“Memory. That lying scumbucket.”
The woman had green hair and a large, shapeless brown jacket. She sat on the sidewalk, hugging her knees.
“I’m sorry?” I asked. I don’t know why. I normally push past homeless people, since I don’t carry cash and can’t give them anything. It’s embarrassing to have to say, because I think they’ll think I’m lying.
“Can’t trust a memory. You can only remember what you saw, for starters.” Maybe it was the hair. You don’t often see a homeless person with dyed hair.
“That’s… true, I guess?” I said.
“Even then, can’t trust it. Full of holes, and half of what is there is made up anyway.”
“I don’t have any money to give you,” I said.
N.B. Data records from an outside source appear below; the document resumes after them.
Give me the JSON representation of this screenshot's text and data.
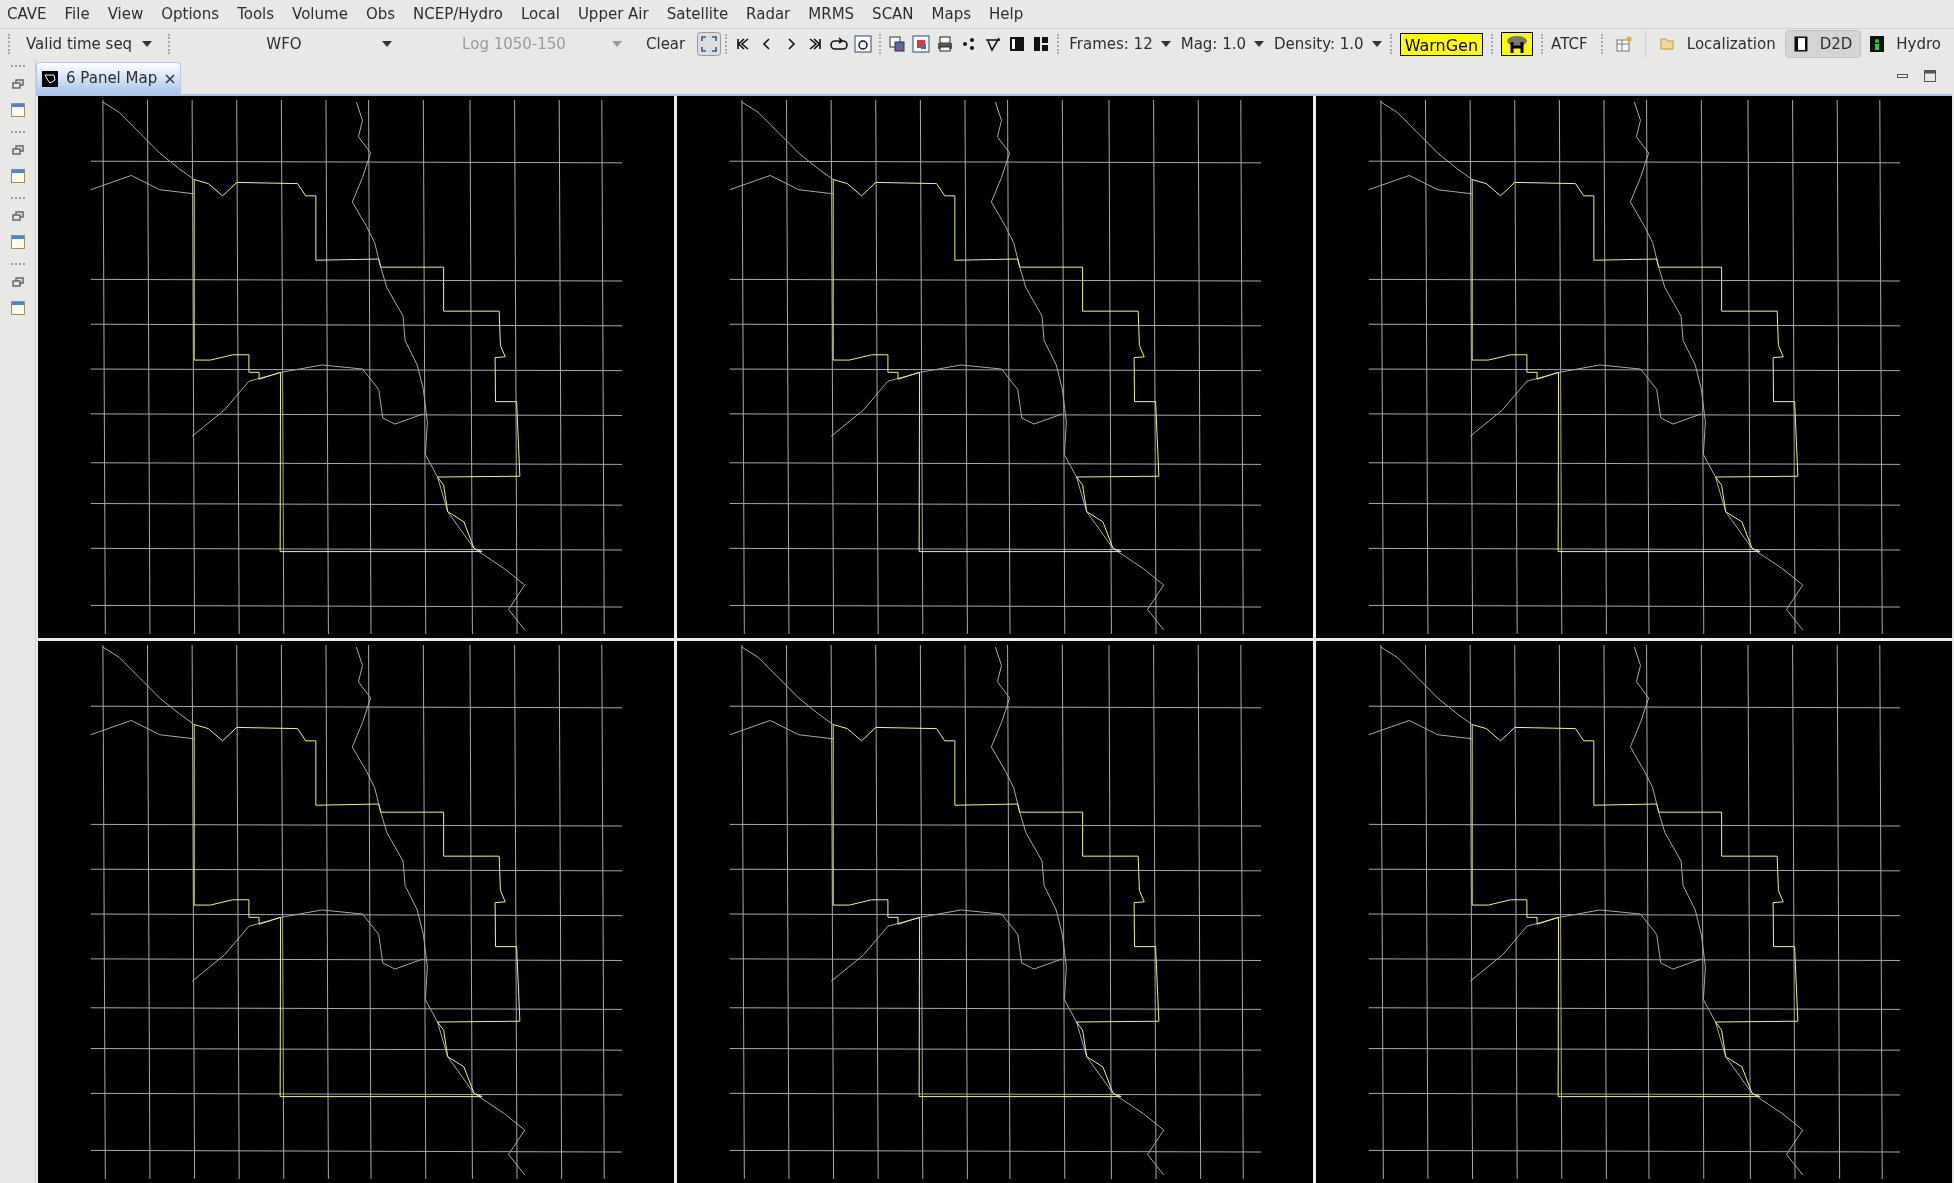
{
  "menu": [
    "CAVE",
    "File",
    "View",
    "Options",
    "Tools",
    "Volume",
    "Obs",
    "NCEP/Hydro",
    "Local",
    "Upper Air",
    "Satellite",
    "Radar",
    "MRMS",
    "SCAN",
    "Maps",
    "Help"
  ],
  "toolbar": {
    "dropdowns": [
      {
        "value": "Valid time seq",
        "disabled": false
      },
      {
        "value": "WFO",
        "disabled": false
      },
      {
        "value": "Log 1050-150",
        "disabled": true
      }
    ],
    "clear_button": "Clear",
    "settings": [
      {
        "label": "Frames: 12"
      },
      {
        "label": "Mag: 1.0"
      },
      {
        "label": "Density: 1.0"
      }
    ],
    "warngen_button": "WarnGen",
    "atcf_button": "ATCF",
    "perspectives": [
      {
        "label": "Localization",
        "selected": false,
        "kind": "folder"
      },
      {
        "label": "D2D",
        "selected": true,
        "kind": "film"
      },
      {
        "label": "Hydro",
        "selected": false,
        "kind": "hydro"
      }
    ]
  },
  "tabs": [
    {
      "label": "6 Panel Map",
      "selected": true
    }
  ],
  "panels": [
    {
      "kind": "county_map"
    },
    {
      "kind": "county_map"
    },
    {
      "kind": "county_map"
    },
    {
      "kind": "county_map"
    },
    {
      "kind": "county_map"
    },
    {
      "kind": "county_map"
    }
  ]
}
She ignored me, staring fixedly at a point two feet to my left and who knows how far in the past. “All made up. But it’s what makes now.” She looked up at me, straight into my eyes. “So now’s made up too, you see?” I have only ever once seen a face like that before, on an eight-year-old at her father’s funeral.
“I’m sorry,” I said.
“You’re sorry?” she demanded, and then laughed. “How do you think I feel? They’re my memories!”
I stood there for a while in silence, while she stared. She didn’t say anything more.